## TASK GOAL
Nothing in the data may be omitted; output it all verbatim.

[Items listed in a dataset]
[Start of Attachment]

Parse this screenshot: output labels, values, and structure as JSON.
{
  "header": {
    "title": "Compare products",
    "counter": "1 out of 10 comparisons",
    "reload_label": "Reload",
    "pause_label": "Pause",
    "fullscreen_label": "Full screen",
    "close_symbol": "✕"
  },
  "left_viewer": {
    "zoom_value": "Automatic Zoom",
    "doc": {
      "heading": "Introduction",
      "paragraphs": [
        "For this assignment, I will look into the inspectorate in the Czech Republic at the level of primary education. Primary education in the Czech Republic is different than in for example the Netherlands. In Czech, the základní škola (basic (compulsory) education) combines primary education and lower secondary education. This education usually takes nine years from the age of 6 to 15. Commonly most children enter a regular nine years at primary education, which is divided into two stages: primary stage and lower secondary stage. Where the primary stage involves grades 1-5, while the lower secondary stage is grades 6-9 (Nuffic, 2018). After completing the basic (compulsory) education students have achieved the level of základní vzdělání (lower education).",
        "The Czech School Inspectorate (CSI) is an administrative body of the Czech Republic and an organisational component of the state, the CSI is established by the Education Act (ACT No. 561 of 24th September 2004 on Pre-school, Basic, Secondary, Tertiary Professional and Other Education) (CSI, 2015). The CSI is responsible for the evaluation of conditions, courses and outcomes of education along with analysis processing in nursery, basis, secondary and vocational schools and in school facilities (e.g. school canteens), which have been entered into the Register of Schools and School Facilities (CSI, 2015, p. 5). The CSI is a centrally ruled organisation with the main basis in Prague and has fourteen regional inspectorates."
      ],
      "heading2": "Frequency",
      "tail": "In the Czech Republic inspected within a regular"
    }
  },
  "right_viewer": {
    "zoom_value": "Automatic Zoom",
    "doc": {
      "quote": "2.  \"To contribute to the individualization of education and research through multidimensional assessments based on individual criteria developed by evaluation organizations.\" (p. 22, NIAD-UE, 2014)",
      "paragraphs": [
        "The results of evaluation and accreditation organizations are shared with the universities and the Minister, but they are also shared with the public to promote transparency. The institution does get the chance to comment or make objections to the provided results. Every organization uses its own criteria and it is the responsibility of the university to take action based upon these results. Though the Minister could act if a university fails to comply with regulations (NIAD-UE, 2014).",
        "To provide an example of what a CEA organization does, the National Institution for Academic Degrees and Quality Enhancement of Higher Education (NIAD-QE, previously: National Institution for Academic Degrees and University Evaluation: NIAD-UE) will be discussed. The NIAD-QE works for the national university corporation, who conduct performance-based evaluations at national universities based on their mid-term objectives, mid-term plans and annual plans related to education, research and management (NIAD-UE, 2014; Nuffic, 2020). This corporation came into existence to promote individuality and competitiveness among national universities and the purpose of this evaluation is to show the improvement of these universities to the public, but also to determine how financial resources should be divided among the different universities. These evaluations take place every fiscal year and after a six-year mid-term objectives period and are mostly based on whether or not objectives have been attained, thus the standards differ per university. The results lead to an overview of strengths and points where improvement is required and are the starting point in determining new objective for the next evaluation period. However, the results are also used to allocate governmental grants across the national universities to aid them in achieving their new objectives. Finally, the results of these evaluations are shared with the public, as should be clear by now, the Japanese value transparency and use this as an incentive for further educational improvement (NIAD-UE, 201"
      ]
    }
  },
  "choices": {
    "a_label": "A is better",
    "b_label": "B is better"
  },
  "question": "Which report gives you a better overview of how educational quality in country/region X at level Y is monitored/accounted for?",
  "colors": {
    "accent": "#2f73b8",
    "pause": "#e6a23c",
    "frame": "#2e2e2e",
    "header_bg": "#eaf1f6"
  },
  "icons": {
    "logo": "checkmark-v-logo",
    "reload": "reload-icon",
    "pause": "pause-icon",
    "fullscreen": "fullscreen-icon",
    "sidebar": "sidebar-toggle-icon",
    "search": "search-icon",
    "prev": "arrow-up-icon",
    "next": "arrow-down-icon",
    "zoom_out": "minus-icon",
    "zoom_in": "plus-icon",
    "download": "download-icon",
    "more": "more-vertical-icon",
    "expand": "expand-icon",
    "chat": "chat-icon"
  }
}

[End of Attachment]

## RESPONSE
Parse this screenshot: output labels, values, and structure as JSON.
{
  "header": {
    "title": "Compare products",
    "counter": "1 out of 10 comparisons",
    "reload_label": "Reload",
    "pause_label": "Pause",
    "fullscreen_label": "Full screen",
    "close_symbol": "✕"
  },
  "left_viewer": {
    "zoom_value": "Automatic Zoom",
    "doc": {
      "heading": "Introduction",
      "paragraphs": [
        "For this assignment, I will look into the inspectorate in the Czech Republic at the level of primary education. Primary education in the Czech Republic is different than in for example the Netherlands. In Czech, the základní škola (basic (compulsory) education) combines primary education and lower secondary education. This education usually takes nine years from the age of 6 to 15. Commonly most children enter a regular nine years at primary education, which is divided into two stages: primary stage and lower secondary stage. Where the primary stage involves grades 1-5, while the lower secondary stage is grades 6-9 (Nuffic, 2018). After completing the basic (compulsory) education students have achieved the level of základní vzdělání (lower education).",
        "The Czech School Inspectorate (CSI) is an administrative body of the Czech Republic and an organisational component of the state, the CSI is established by the Education Act (ACT No. 561 of 24th September 2004 on Pre-school, Basic, Secondary, Tertiary Professional and Other Education) (CSI, 2015). The CSI is responsible for the evaluation of conditions, courses and outcomes of education along with analysis processing in nursery, basis, secondary and vocational schools and in school facilities (e.g. school canteens), which have been entered into the Register of Schools and School Facilities (CSI, 2015, p. 5). The CSI is a centrally ruled organisation with the main basis in Prague and has fourteen regional inspectorates."
      ],
      "heading2": "Frequency",
      "tail": "In the Czech Republic inspected within a regular"
    }
  },
  "right_viewer": {
    "zoom_value": "Automatic Zoom",
    "doc": {
      "quote": "2.  \"To contribute to the individualization of education and research through multidimensional assessments based on individual criteria developed by evaluation organizations.\" (p. 22, NIAD-UE, 2014)",
      "paragraphs": [
        "The results of evaluation and accreditation organizations are shared with the universities and the Minister, but they are also shared with the public to promote transparency. The institution does get the chance to comment or make objections to the provided results. Every organization uses its own criteria and it is the responsibility of the university to take action based upon these results. Though the Minister could act if a university fails to comply with regulations (NIAD-UE, 2014).",
        "To provide an example of what a CEA organization does, the National Institution for Academic Degrees and Quality Enhancement of Higher Education (NIAD-QE, previously: National Institution for Academic Degrees and University Evaluation: NIAD-UE) will be discussed. The NIAD-QE works for the national university corporation, who conduct performance-based evaluations at national universities based on their mid-term objectives, mid-term plans and annual plans related to education, research and management (NIAD-UE, 2014; Nuffic, 2020). This corporation came into existence to promote individuality and competitiveness among national universities and the purpose of this evaluation is to show the improvement of these universities to the public, but also to determine how financial resources should be divided among the different universities. These evaluations take place every fiscal year and after a six-year mid-term objectives period and are mostly based on whether or not objectives have been attained, thus the standards differ per university. The results lead to an overview of strengths and points where improvement is required and are the starting point in determining new objective for the next evaluation period. However, the results are also used to allocate governmental grants across the national universities to aid them in achieving their new objectives. Finally, the results of these evaluations are shared with the public, as should be clear by now, the Japanese value transparency and use this as an incentive for further educational improvement (NIAD-UE, 201"
      ]
    }
  },
  "choices": {
    "a_label": "A is better",
    "b_label": "B is better"
  },
  "question": "Which report gives you a better overview of how educational quality in country/region X at level Y is monitored/accounted for?",
  "colors": {
    "accent": "#2f73b8",
    "pause": "#e6a23c",
    "frame": "#2e2e2e",
    "header_bg": "#eaf1f6"
  },
  "icons": {
    "logo": "checkmark-v-logo",
    "reload": "reload-icon",
    "pause": "pause-icon",
    "fullscreen": "fullscreen-icon",
    "sidebar": "sidebar-toggle-icon",
    "search": "search-icon",
    "prev": "arrow-up-icon",
    "next": "arrow-down-icon",
    "zoom_out": "minus-icon",
    "zoom_in": "plus-icon",
    "download": "download-icon",
    "more": "more-vertical-icon",
    "expand": "expand-icon",
    "chat": "chat-icon"
  }
}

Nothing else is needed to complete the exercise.